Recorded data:
▼
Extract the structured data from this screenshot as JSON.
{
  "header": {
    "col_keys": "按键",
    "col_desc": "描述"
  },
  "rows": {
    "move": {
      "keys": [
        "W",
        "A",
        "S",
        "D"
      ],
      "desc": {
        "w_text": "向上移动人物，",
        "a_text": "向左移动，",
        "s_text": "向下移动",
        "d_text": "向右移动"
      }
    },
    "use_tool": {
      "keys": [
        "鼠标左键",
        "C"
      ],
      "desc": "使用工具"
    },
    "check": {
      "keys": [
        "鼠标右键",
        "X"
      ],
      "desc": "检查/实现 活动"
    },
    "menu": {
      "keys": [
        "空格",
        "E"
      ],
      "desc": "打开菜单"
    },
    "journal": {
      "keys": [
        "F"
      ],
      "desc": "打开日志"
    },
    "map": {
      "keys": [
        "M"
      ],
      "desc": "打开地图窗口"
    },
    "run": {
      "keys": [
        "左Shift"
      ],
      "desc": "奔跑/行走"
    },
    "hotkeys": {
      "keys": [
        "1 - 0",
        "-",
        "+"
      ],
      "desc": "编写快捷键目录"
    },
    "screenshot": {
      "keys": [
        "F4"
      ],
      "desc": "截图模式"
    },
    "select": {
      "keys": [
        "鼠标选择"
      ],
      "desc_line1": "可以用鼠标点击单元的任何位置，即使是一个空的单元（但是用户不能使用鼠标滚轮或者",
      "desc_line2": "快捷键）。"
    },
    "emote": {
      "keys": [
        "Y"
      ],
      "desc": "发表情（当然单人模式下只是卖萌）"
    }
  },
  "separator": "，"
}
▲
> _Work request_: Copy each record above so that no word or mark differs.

> _Answer section_:
Extract the structured data from this screenshot as JSON.
{
  "header": {
    "col_keys": "按键",
    "col_desc": "描述"
  },
  "rows": {
    "move": {
      "keys": [
        "W",
        "A",
        "S",
        "D"
      ],
      "desc": {
        "w_text": "向上移动人物，",
        "a_text": "向左移动，",
        "s_text": "向下移动",
        "d_text": "向右移动"
      }
    },
    "use_tool": {
      "keys": [
        "鼠标左键",
        "C"
      ],
      "desc": "使用工具"
    },
    "check": {
      "keys": [
        "鼠标右键",
        "X"
      ],
      "desc": "检查/实现 活动"
    },
    "menu": {
      "keys": [
        "空格",
        "E"
      ],
      "desc": "打开菜单"
    },
    "journal": {
      "keys": [
        "F"
      ],
      "desc": "打开日志"
    },
    "map": {
      "keys": [
        "M"
      ],
      "desc": "打开地图窗口"
    },
    "run": {
      "keys": [
        "左Shift"
      ],
      "desc": "奔跑/行走"
    },
    "hotkeys": {
      "keys": [
        "1 - 0",
        "-",
        "+"
      ],
      "desc": "编写快捷键目录"
    },
    "screenshot": {
      "keys": [
        "F4"
      ],
      "desc": "截图模式"
    },
    "select": {
      "keys": [
        "鼠标选择"
      ],
      "desc_line1": "可以用鼠标点击单元的任何位置，即使是一个空的单元（但是用户不能使用鼠标滚轮或者",
      "desc_line2": "快捷键）。"
    },
    "emote": {
      "keys": [
        "Y"
      ],
      "desc": "发表情（当然单人模式下只是卖萌）"
    }
  },
  "separator": "，"
}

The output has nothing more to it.